The advent of glazing
The use of glass in housebuilding became one of the symbols of wealth during Tudor times, and thus rooms became bigger and lighter. Stone and brick began to replace timber and by the time Longleat House in Wiltshire was completed (1580) fancy pilasters flanking the huge windows were incorporated as Renaissance ideas crept into British architecture during the 16th century. During the 17th century the British Baroque styles took hold as aristocrats emulated the grandeur of European buildings, such as the Palace of Versailles, and by the 18th century Joseph Vanbrugh’s Blenheim Palace had been built.
The cult of styles
From this time onwards, no single architectural style predominated and a real eclectic mix of buildings emerged. Georgian influences began to be felt and there were a few signs that a Gothic Revival was going to take place. By 1851 the huge iron and glass Crystal Palace had been created and reformers like William Morrison and John Ruskin were complaining that industrialisation had undermined the role of artists and craftspeople. In the early 20th century Le Corbusier was testing concrete frames for buildings and Gropius was experimenting with huge sheets of glass, however post-war Britain demanded cheap housing and prefabricated elements, as concrete cladding and metal frames inevitably became part of the housebuilding scene.
Calling the tune
Local authorities and large corporate bodies dominate the shape and style of the architecture of today and, apart from those who have the luxury of designing and building their own home, the rest of us must rely largely on an occasional extension and the ability to transform our homes and offices on the inside to make our personal design statements. There are some things we can do, though, that make a difference inside and out.
For example, many people are now removing ‘modern’ windows fitted from the 50s to the 80s to Victorian and Georgian homes and instead installing traditional hand made sash windows in the original, appropriate style. Several London companies design and make replacement sash windows and it is not difficult to find a reputable supplier.
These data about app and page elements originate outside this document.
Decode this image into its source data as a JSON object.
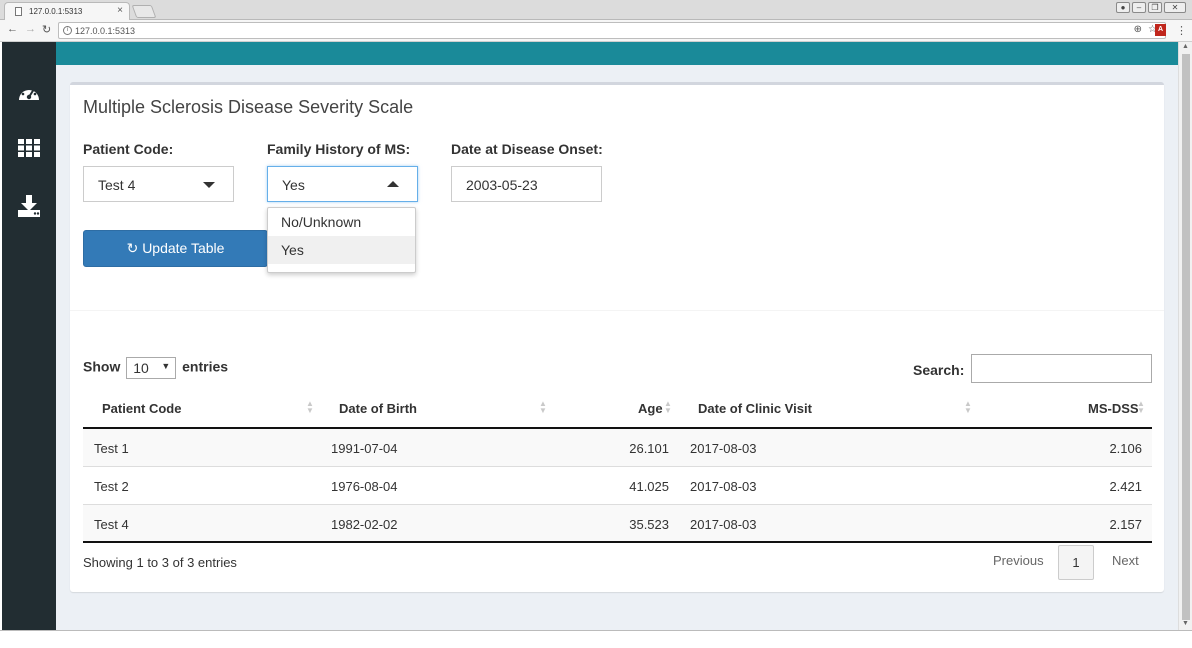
{
  "browser": {
    "tab_title": "127.0.0.1:5313",
    "tab_close": "×",
    "url": "127.0.0.1:5313"
  },
  "app": {
    "title": "Multiple Sclerosis Disease Severity Scale",
    "inputs": {
      "patient_code": {
        "label": "Patient Code:",
        "value": "Test 4"
      },
      "family_history": {
        "label": "Family History of MS:",
        "value": "Yes",
        "options": [
          "No/Unknown",
          "Yes"
        ]
      },
      "onset_date": {
        "label": "Date at Disease Onset:",
        "value": "2003-05-23"
      }
    },
    "update_button": "Update Table"
  },
  "table": {
    "show_label": "Show",
    "entries_label": "entries",
    "page_length": "10",
    "search_label": "Search:",
    "columns": [
      "Patient Code",
      "Date of Birth",
      "Age",
      "Date of Clinic Visit",
      "MS-DSS"
    ],
    "rows": [
      [
        "Test 1",
        "1991-07-04",
        "26.101",
        "2017-08-03",
        "2.106"
      ],
      [
        "Test 2",
        "1976-08-04",
        "41.025",
        "2017-08-03",
        "2.421"
      ],
      [
        "Test 4",
        "1982-02-02",
        "35.523",
        "2017-08-03",
        "2.157"
      ]
    ],
    "info": "Showing 1 to 3 of 3 entries",
    "pagination": {
      "previous": "Previous",
      "current": "1",
      "next": "Next"
    }
  },
  "colors": {
    "sidebar": "#222d32",
    "header": "#1a8a99",
    "primary": "#337ab7"
  },
  "icons": [
    "dashboard-icon",
    "grid-icon",
    "download-icon",
    "refresh-icon"
  ]
}
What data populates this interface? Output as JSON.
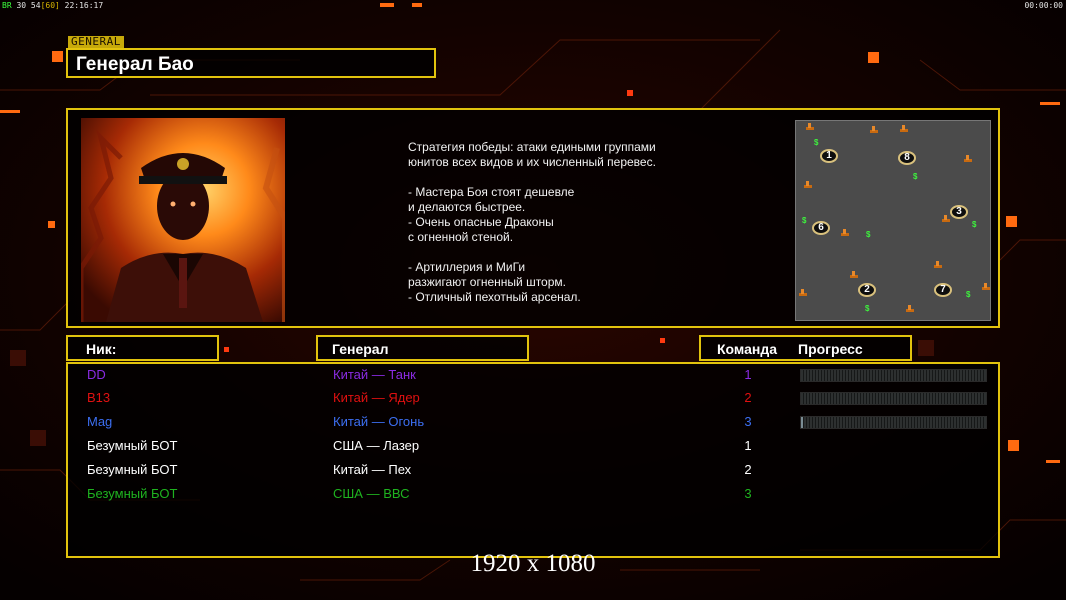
{
  "hud": {
    "left_prefix": "BR",
    "left_nums": "30 54",
    "left_fps": "[60]",
    "left_time": "22:16:17",
    "right_time": "00:00:00"
  },
  "general_tag": "GENERAL",
  "general_name": "Генерал Бао",
  "description": [
    "Стратегия победы: атаки едиными группами",
    "юнитов всех видов и их численный перевес.",
    "",
    "- Мастера Боя стоят дешевле",
    "и делаются быстрее.",
    "- Очень опасные Драконы",
    "с огненной стеной.",
    "",
    "- Артиллерия и МиГи",
    "разжигают огненный шторм.",
    "- Отличный пехотный арсенал."
  ],
  "minimap": {
    "start_positions": [
      "1",
      "8",
      "3",
      "6",
      "2",
      "7"
    ],
    "cash_icon": "$",
    "oil_icon": "oil-derrick-icon"
  },
  "headers": {
    "nick": "Ник:",
    "general": "Генерал",
    "team": "Команда",
    "progress": "Прогресс"
  },
  "players": [
    {
      "nick": "DD",
      "general": "Китай — Танк",
      "team": "1",
      "color": "#8a2be2",
      "progress": 0.0,
      "show_bar": true
    },
    {
      "nick": "B13",
      "general": "Китай — Ядер",
      "team": "2",
      "color": "#e01010",
      "progress": 0.0,
      "show_bar": true
    },
    {
      "nick": "Mag",
      "general": "Китай — Огонь",
      "team": "3",
      "color": "#3c6ef0",
      "progress": 0.01,
      "show_bar": true
    },
    {
      "nick": "Безумный БОТ",
      "general": "США — Лазер",
      "team": "1",
      "color": "#ffffff",
      "progress": 0.0,
      "show_bar": false
    },
    {
      "nick": "Безумный БОТ",
      "general": "Китай — Пех",
      "team": "2",
      "color": "#ffffff",
      "progress": 0.0,
      "show_bar": false
    },
    {
      "nick": "Безумный БОТ",
      "general": "США — ВВС",
      "team": "3",
      "color": "#1fb21f",
      "progress": 0.0,
      "show_bar": false
    }
  ],
  "resolution_label": "1920 x 1080",
  "colors": {
    "accent": "#e2c30d",
    "hud_orange": "#ff6a10"
  }
}
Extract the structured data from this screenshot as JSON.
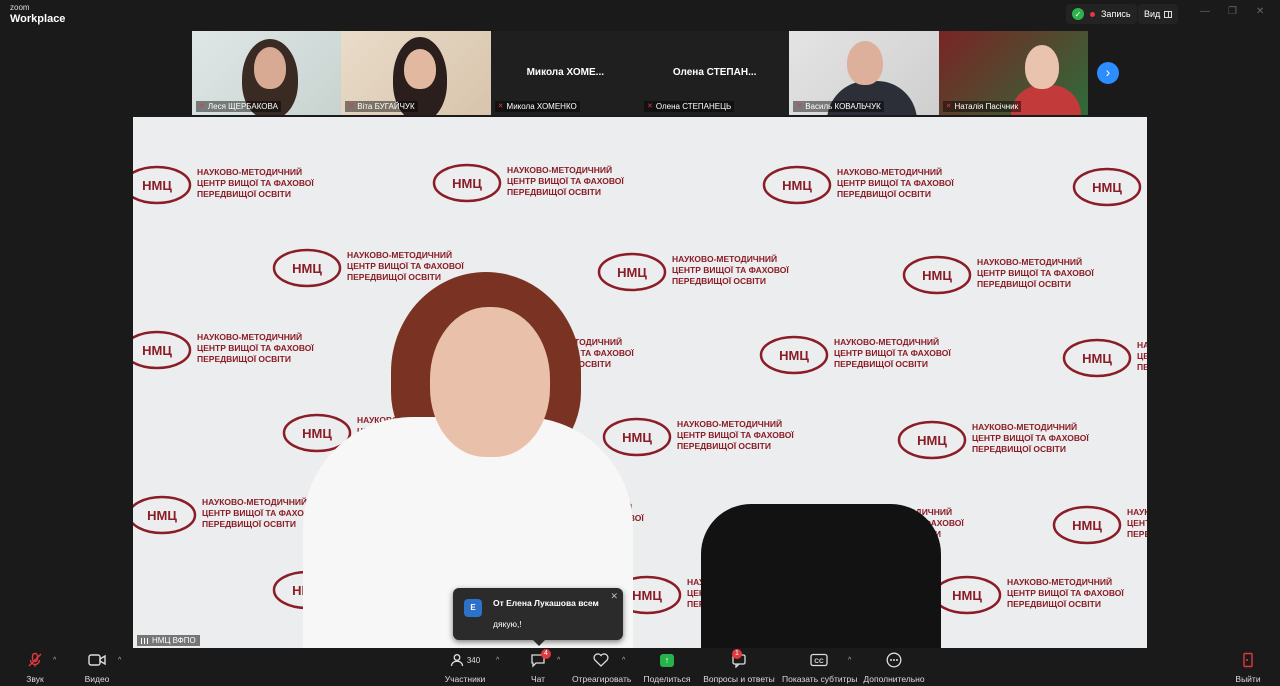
{
  "app": {
    "logo_top": "zoom",
    "logo_bottom": "Workplace"
  },
  "header": {
    "recording_label": "Запись",
    "view_label": "Вид"
  },
  "participants": [
    {
      "name": "Леся ЩЕРБАКОВА",
      "muted": true
    },
    {
      "name": "Віта БУГАЙЧУК",
      "muted": true
    },
    {
      "name": "Микола ХОМЕНКО",
      "muted": true,
      "center_label": "Микола  ХОМЕ..."
    },
    {
      "name": "Олена СТЕПАНЕЦЬ",
      "muted": true,
      "center_label": "Олена  СТЕПАН..."
    },
    {
      "name": "Василь КОВАЛЬЧУК",
      "muted": true
    },
    {
      "name": "Наталія Пасічник",
      "muted": true
    }
  ],
  "stage": {
    "speaker_label": "НМЦ ВФПО",
    "backdrop_logo": "НМЦ",
    "backdrop_text_lines": [
      "НАУКОВО-МЕТОДИЧНИЙ",
      "ЦЕНТР ВИЩОЇ ТА ФАХОВОЇ",
      "ПЕРЕДВИЩОЇ ОСВІТИ"
    ]
  },
  "chat_notice": {
    "avatar_letter": "E",
    "from": "От Елена Лукашова всем",
    "message": "дякую,!"
  },
  "toolbar": {
    "audio": "Звук",
    "video": "Видео",
    "participants": "Участники",
    "participants_count": "340",
    "chat": "Чат",
    "chat_badge": "4",
    "react": "Отреагировать",
    "share": "Поделиться",
    "qa": "Вопросы и ответы",
    "qa_badge": "1",
    "captions": "Показать субтитры",
    "more": "Дополнительно",
    "leave": "Выйти"
  },
  "colors": {
    "accent": "#2d8cff",
    "danger": "#e0393e",
    "share_green": "#25b34a",
    "backdrop_red": "#8a1d26"
  }
}
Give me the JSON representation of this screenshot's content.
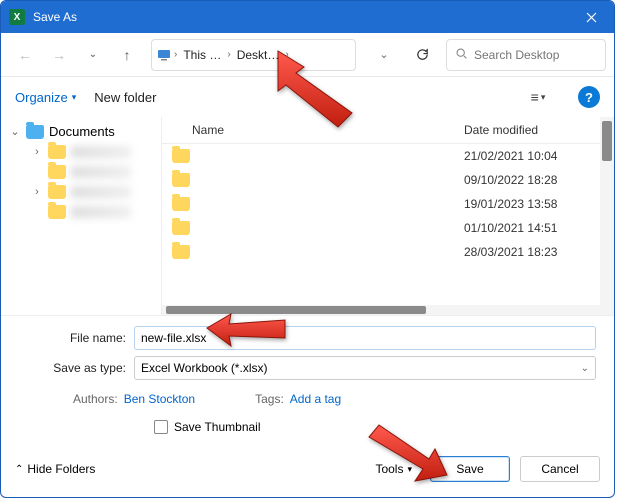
{
  "titlebar": {
    "title": "Save As"
  },
  "nav": {
    "crumb_root": "This …",
    "crumb_leaf": "Deskt…",
    "search_placeholder": "Search Desktop"
  },
  "toolbar": {
    "organize": "Organize",
    "newfolder": "New folder"
  },
  "tree": {
    "root": "Documents"
  },
  "filelist": {
    "header_name": "Name",
    "header_date": "Date modified",
    "rows": [
      {
        "date": "21/02/2021 10:04"
      },
      {
        "date": "09/10/2022 18:28"
      },
      {
        "date": "19/01/2023 13:58"
      },
      {
        "date": "01/10/2021 14:51"
      },
      {
        "date": "28/03/2021 18:23"
      }
    ]
  },
  "form": {
    "filename_label": "File name:",
    "filename_value": "new-file.xlsx",
    "saveas_label": "Save as type:",
    "saveas_value": "Excel Workbook (*.xlsx)",
    "authors_label": "Authors:",
    "authors_value": "Ben Stockton",
    "tags_label": "Tags:",
    "tags_value": "Add a tag",
    "thumb_label": "Save Thumbnail"
  },
  "footer": {
    "hide": "Hide Folders",
    "tools": "Tools",
    "save": "Save",
    "cancel": "Cancel"
  }
}
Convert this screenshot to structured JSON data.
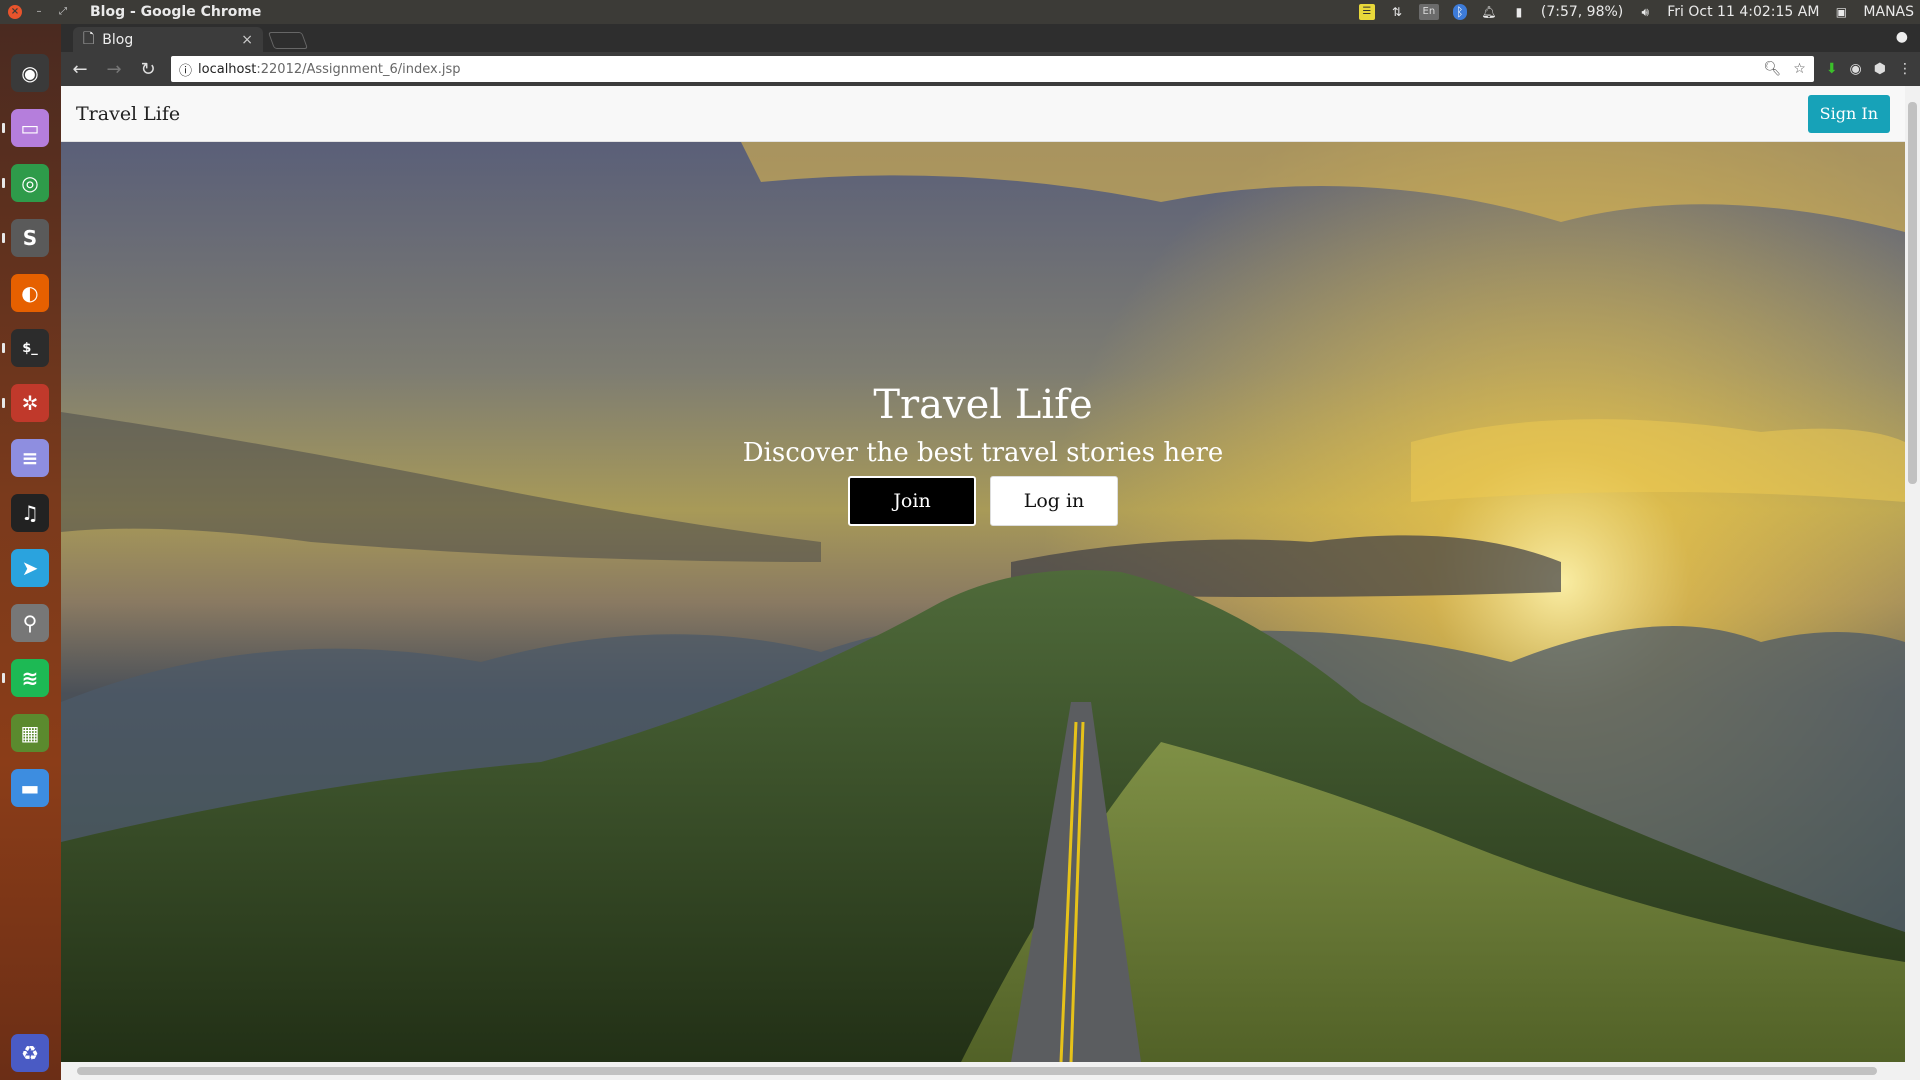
{
  "system": {
    "window_title": "Blog - Google Chrome",
    "battery": "(7:57, 98%)",
    "datetime": "Fri Oct 11  4:02:15 AM",
    "user": "MANAS",
    "keyboard_layout": "En"
  },
  "launcher": {
    "items": [
      {
        "name": "ubuntu-dash-icon",
        "glyph": "◉",
        "color": "#3a3a3a"
      },
      {
        "name": "files-icon",
        "glyph": "▭",
        "color": "#b57edc"
      },
      {
        "name": "chrome-icon",
        "glyph": "◎",
        "color": "#2e9b4a"
      },
      {
        "name": "sublime-text-icon",
        "glyph": "S",
        "color": "#5a5a5a"
      },
      {
        "name": "firefox-icon",
        "glyph": "◐",
        "color": "#e66000"
      },
      {
        "name": "terminal-icon",
        "glyph": "$_",
        "color": "#2c2c2c"
      },
      {
        "name": "app-center-icon",
        "glyph": "✲",
        "color": "#c0392b"
      },
      {
        "name": "text-editor-icon",
        "glyph": "≡",
        "color": "#8e8ee0"
      },
      {
        "name": "music-icon",
        "glyph": "♫",
        "color": "#222"
      },
      {
        "name": "telegram-icon",
        "glyph": "➤",
        "color": "#2aa3de"
      },
      {
        "name": "usb-icon",
        "glyph": "⚲",
        "color": "#777"
      },
      {
        "name": "spotify-icon",
        "glyph": "≋",
        "color": "#1db954"
      },
      {
        "name": "minecraft-icon",
        "glyph": "▦",
        "color": "#5b8a2e"
      },
      {
        "name": "folder-icon",
        "glyph": "▬",
        "color": "#3d8de0"
      }
    ],
    "trash": {
      "name": "trash-icon",
      "glyph": "♻",
      "color": "#4a5bc4"
    }
  },
  "browser": {
    "tab_title": "Blog",
    "url_host": "localhost",
    "url_path": ":22012/Assignment_6/index.jsp"
  },
  "page": {
    "brand": "Travel Life",
    "signin_label": "Sign In",
    "hero_title": "Travel Life",
    "hero_subtitle": "Discover the best travel stories here",
    "join_label": "Join",
    "login_label": "Log in",
    "accent_color": "#17a2b8"
  }
}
In just the same way, nowadays many British people are returning to shutters as alternative window coverings to blinds or curtains, no matter what kind of house they live in. This is because shutters provide insulation, thereby reducing heating costs, as well as allow control of light and privacy. For those seeking places to find bespoke shutters, Bromley manufacturers ShuttersUp provide an excellent service to the Kent and South London areas and the company’s testimonials testify it is one of the most popular providers of shutters Kent homeowners like to return to time and again.